Referring to the acclaimed writer as “a friend, well-wisher, mentor and philosopher”, Dr. Ballal said he witnessed his friend’s end with a “heavy heart as he succumbed to a multitude of medical problems in spite of a spirited fight till the very end”.
Recalling his association with Dr. Ananthamurthy, Dr. Ballal said: “Our relationship started off as a doctor-patient one, which blossomed into close friendship, mutual respect, admiration and emotional bonding.”
Apart from his contribution to the fields of literature, social justice and Kannadiga pride, what I learnt of Dr. Ananthamurthy as a human being will certainly remain with me for ever, said Dr. Ballal. He said Dr. Ananthamurthy was an extraordinarily good patient, who had implicit faith in the medical team.
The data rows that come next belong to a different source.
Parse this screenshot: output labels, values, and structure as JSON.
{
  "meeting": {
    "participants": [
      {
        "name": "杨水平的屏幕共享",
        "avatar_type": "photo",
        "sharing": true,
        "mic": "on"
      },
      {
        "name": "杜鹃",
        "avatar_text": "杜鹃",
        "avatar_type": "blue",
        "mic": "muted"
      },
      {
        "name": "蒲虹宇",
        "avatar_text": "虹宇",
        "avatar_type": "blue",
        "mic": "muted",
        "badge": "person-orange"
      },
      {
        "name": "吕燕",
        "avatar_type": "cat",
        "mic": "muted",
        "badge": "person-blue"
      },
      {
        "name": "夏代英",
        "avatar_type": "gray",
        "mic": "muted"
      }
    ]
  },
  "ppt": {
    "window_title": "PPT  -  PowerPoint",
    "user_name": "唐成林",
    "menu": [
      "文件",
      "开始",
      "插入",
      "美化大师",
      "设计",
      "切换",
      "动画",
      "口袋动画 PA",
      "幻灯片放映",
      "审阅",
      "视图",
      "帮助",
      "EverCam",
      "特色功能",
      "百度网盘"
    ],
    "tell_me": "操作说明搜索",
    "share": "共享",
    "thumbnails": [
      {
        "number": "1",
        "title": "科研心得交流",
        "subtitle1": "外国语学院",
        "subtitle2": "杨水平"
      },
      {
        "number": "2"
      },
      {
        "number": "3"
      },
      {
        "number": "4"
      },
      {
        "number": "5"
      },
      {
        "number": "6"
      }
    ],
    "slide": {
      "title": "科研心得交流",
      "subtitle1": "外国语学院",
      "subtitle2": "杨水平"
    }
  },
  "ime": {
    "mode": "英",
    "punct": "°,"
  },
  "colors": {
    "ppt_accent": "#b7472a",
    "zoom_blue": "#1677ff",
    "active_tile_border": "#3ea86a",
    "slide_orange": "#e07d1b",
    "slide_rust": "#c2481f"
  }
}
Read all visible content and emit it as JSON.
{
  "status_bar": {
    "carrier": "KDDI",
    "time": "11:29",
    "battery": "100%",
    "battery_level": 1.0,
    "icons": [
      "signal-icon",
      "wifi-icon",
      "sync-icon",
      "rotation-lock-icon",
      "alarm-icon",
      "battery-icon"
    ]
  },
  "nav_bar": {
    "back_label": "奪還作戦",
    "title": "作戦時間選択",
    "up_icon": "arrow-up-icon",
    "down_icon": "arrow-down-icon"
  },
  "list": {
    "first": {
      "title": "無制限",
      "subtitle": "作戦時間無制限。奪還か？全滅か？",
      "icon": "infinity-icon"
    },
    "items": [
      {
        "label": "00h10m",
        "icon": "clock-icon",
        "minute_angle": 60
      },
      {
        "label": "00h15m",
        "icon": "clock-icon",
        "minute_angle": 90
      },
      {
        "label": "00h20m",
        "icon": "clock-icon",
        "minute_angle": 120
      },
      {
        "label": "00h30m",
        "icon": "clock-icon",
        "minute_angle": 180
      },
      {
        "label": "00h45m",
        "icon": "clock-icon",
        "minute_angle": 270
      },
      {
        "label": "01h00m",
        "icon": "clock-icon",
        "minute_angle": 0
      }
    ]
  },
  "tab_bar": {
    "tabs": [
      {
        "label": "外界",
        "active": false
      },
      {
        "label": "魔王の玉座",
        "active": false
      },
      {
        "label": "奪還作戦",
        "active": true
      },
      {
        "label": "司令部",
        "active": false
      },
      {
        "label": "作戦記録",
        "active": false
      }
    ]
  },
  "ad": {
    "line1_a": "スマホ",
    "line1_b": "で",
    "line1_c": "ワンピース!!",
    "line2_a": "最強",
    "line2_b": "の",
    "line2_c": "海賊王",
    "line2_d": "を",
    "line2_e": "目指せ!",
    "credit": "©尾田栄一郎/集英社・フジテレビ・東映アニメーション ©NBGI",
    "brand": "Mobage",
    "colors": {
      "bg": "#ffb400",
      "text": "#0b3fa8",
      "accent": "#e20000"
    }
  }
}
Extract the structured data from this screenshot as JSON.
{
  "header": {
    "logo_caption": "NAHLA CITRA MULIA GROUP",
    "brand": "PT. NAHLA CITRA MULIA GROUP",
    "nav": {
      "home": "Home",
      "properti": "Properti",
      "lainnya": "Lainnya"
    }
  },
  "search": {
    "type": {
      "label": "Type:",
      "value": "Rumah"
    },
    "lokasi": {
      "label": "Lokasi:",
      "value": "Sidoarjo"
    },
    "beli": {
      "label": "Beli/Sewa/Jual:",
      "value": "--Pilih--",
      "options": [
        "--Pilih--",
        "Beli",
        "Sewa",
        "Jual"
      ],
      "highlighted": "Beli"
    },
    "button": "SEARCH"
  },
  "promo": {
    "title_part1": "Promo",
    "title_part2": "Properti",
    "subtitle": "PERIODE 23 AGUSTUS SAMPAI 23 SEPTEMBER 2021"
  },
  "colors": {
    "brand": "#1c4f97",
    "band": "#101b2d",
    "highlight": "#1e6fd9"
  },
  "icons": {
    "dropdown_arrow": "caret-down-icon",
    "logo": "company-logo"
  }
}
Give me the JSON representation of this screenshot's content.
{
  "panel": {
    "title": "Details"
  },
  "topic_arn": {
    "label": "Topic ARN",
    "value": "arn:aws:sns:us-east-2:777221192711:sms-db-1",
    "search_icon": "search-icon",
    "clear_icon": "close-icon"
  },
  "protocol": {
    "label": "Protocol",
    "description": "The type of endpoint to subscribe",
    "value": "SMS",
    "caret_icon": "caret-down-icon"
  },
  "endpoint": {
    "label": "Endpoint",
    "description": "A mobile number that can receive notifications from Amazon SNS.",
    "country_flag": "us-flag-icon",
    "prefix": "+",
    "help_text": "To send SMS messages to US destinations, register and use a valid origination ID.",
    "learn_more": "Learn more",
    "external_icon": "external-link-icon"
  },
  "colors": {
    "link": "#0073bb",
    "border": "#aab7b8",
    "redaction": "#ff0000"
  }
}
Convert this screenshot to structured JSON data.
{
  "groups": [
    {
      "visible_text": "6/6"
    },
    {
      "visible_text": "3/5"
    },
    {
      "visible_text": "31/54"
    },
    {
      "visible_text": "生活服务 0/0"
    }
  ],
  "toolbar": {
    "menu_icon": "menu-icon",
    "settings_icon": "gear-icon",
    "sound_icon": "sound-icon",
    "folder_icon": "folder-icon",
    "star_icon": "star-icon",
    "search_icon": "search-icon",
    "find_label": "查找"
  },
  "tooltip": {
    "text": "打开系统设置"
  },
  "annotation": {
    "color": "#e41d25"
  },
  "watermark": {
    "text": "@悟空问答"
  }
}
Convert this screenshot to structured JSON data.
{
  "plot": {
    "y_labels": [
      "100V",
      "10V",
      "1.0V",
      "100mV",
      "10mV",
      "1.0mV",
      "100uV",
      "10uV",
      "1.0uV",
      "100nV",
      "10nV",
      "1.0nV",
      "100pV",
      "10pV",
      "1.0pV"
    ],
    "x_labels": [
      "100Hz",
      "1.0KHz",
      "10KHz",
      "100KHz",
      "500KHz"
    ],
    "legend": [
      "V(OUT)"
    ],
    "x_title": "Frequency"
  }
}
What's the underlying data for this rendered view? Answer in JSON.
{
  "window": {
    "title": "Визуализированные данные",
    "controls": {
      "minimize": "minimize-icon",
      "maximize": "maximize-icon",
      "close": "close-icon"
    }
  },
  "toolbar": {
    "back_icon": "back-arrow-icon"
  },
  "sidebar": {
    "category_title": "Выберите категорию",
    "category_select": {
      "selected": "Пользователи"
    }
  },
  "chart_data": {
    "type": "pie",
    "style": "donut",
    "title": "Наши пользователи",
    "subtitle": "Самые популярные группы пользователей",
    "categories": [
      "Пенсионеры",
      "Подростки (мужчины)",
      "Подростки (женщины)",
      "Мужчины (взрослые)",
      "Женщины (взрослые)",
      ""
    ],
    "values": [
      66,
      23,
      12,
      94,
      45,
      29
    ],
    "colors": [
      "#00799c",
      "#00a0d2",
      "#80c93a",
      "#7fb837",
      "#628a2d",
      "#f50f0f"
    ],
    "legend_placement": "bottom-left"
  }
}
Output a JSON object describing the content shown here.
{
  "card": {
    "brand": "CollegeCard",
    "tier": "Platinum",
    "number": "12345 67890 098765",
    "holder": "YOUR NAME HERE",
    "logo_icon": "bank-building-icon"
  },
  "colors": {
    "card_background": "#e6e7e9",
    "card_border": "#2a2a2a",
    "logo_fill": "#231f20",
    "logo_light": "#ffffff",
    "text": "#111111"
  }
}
He had a very inquisitive and sharp mind and was always keen to know his state of health and treatment plans so that he could participate in it.
“One of his true strengths was that he never let his age or illness get the better of him, and in my opinion, led the life of a 25-year-old participating in numerous literary, social and other activities, despite the physical limitations of his ill health,” he said.
A classic example of this was his trip to the U.K. when he was shortlisted for the Man Booker International Prize last year. “As we were as keen as he was in his attending this event, with meticulous planning, we were able to arrange for his dialysis in the U.K. during his visit there,” Dr. Ballal recalled.
“I do not think I will ever have the privilege and honour of taking care of anyone of the stature of Dr. Ananthamurthy,” he said.